*EXERCISE INSTRUCTIONS*
Images are to be dropped, and the rest of the data reproduced exactly.

*RECORDS FOR PROCESSING*
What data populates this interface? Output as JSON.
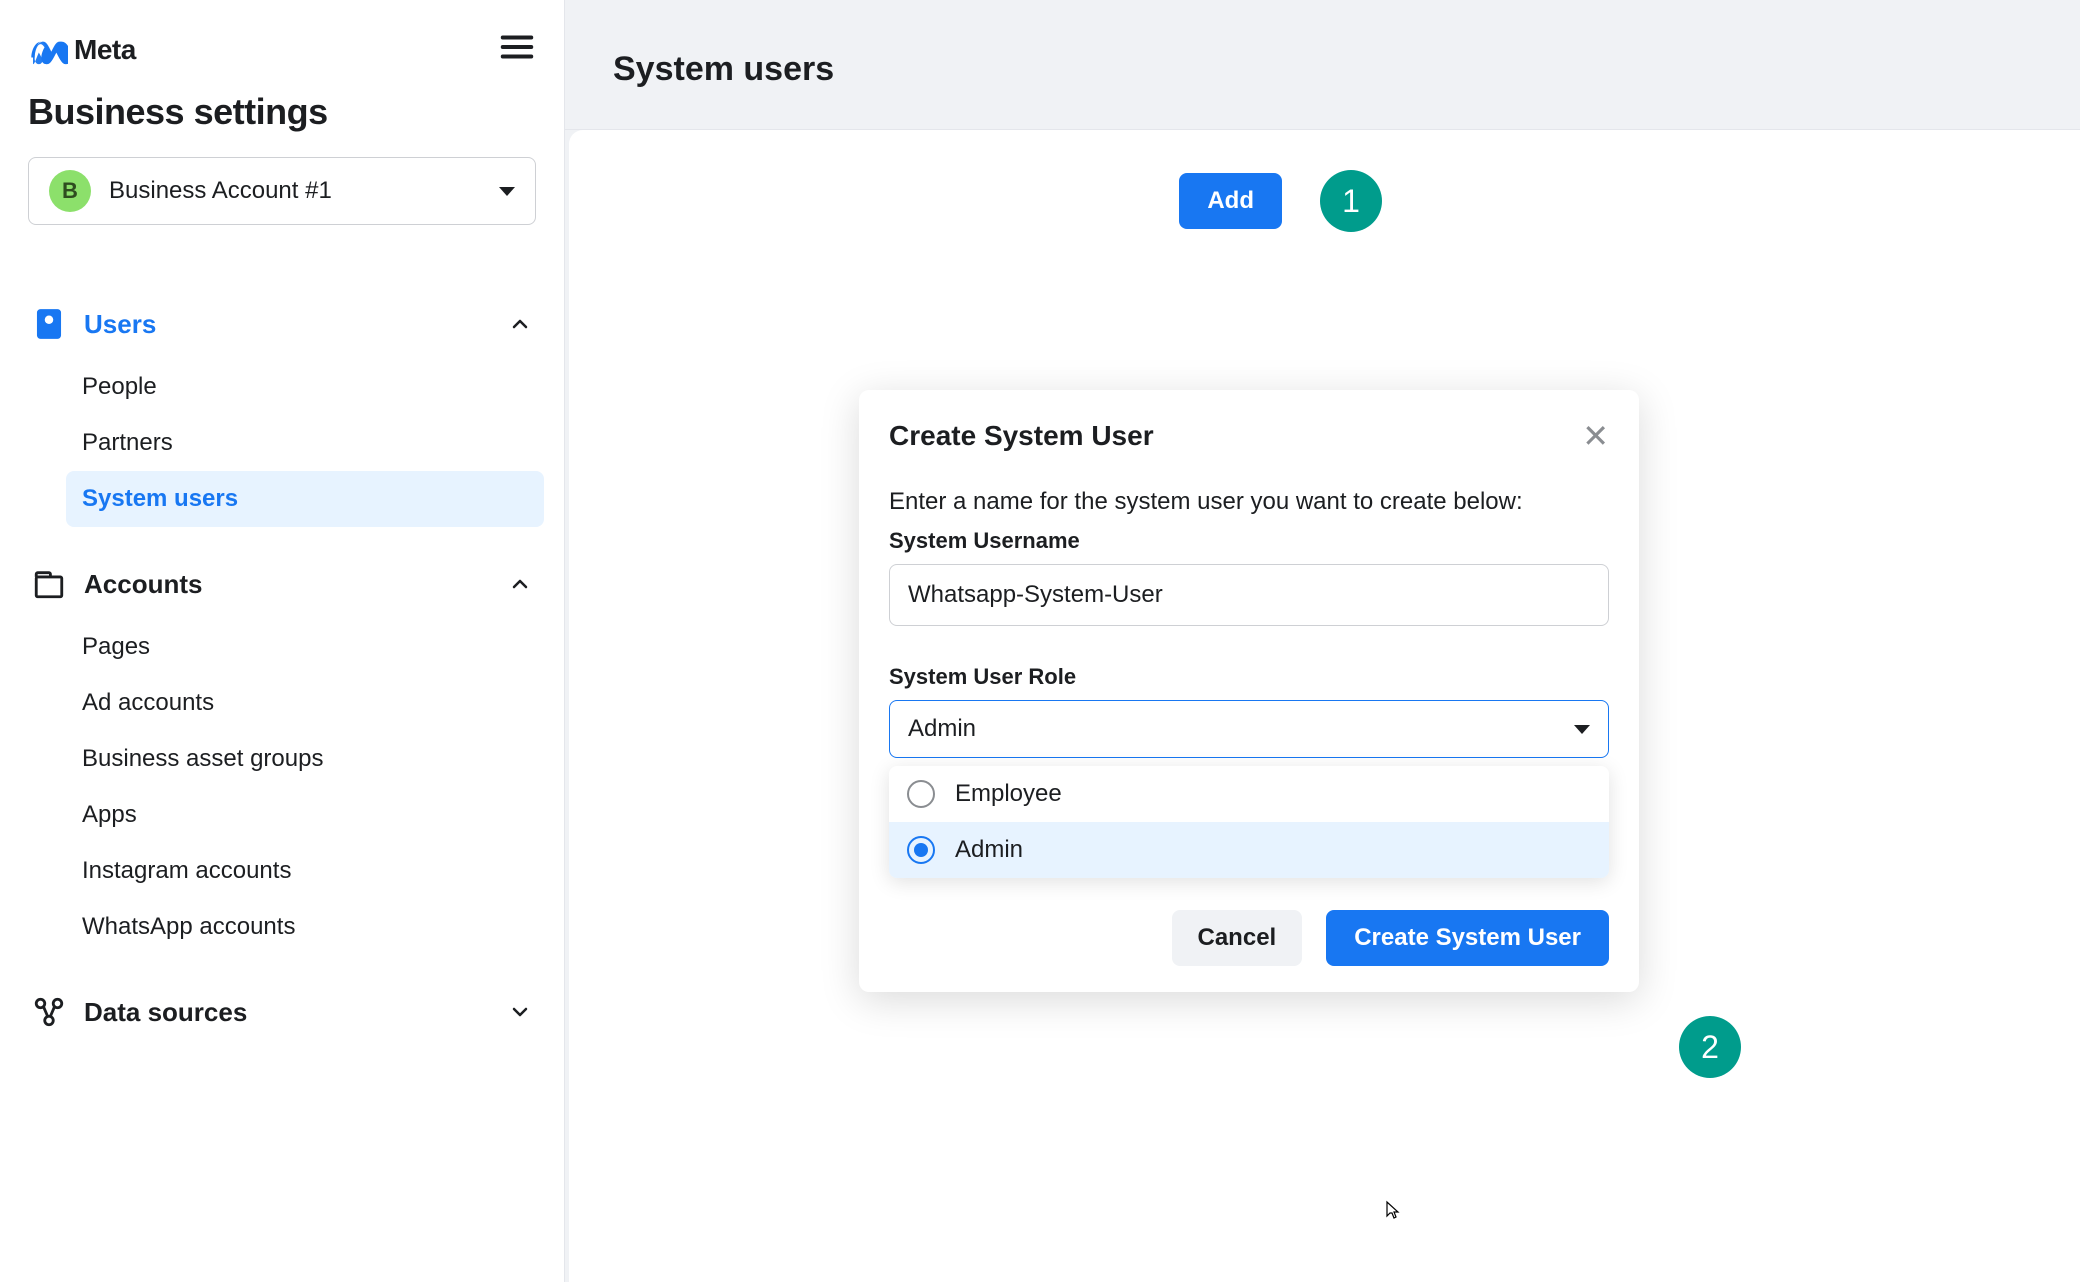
{
  "brand": "Meta",
  "page_title": "Business settings",
  "account": {
    "avatar_letter": "B",
    "name": "Business Account #1"
  },
  "sidebar": {
    "users": {
      "label": "Users",
      "items": [
        {
          "label": "People"
        },
        {
          "label": "Partners"
        },
        {
          "label": "System users"
        }
      ]
    },
    "accounts": {
      "label": "Accounts",
      "items": [
        {
          "label": "Pages"
        },
        {
          "label": "Ad accounts"
        },
        {
          "label": "Business asset groups"
        },
        {
          "label": "Apps"
        },
        {
          "label": "Instagram accounts"
        },
        {
          "label": "WhatsApp accounts"
        }
      ]
    },
    "data_sources": {
      "label": "Data sources"
    }
  },
  "main": {
    "heading": "System users",
    "add_button": "Add"
  },
  "steps": {
    "one": "1",
    "two": "2"
  },
  "modal": {
    "title": "Create System User",
    "description": "Enter a name for the system user you want to create below:",
    "username_label": "System Username",
    "username_value": "Whatsapp-System-User",
    "role_label": "System User Role",
    "role_selected": "Admin",
    "role_options": [
      {
        "label": "Employee"
      },
      {
        "label": "Admin"
      }
    ],
    "cancel": "Cancel",
    "submit": "Create System User"
  }
}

*EXERCISE RESPONSE*
What data populates this interface? Output as JSON.
{
  "brand": "Meta",
  "page_title": "Business settings",
  "account": {
    "avatar_letter": "B",
    "name": "Business Account #1"
  },
  "sidebar": {
    "users": {
      "label": "Users",
      "items": [
        {
          "label": "People"
        },
        {
          "label": "Partners"
        },
        {
          "label": "System users"
        }
      ]
    },
    "accounts": {
      "label": "Accounts",
      "items": [
        {
          "label": "Pages"
        },
        {
          "label": "Ad accounts"
        },
        {
          "label": "Business asset groups"
        },
        {
          "label": "Apps"
        },
        {
          "label": "Instagram accounts"
        },
        {
          "label": "WhatsApp accounts"
        }
      ]
    },
    "data_sources": {
      "label": "Data sources"
    }
  },
  "main": {
    "heading": "System users",
    "add_button": "Add"
  },
  "steps": {
    "one": "1",
    "two": "2"
  },
  "modal": {
    "title": "Create System User",
    "description": "Enter a name for the system user you want to create below:",
    "username_label": "System Username",
    "username_value": "Whatsapp-System-User",
    "role_label": "System User Role",
    "role_selected": "Admin",
    "role_options": [
      {
        "label": "Employee"
      },
      {
        "label": "Admin"
      }
    ],
    "cancel": "Cancel",
    "submit": "Create System User"
  }
}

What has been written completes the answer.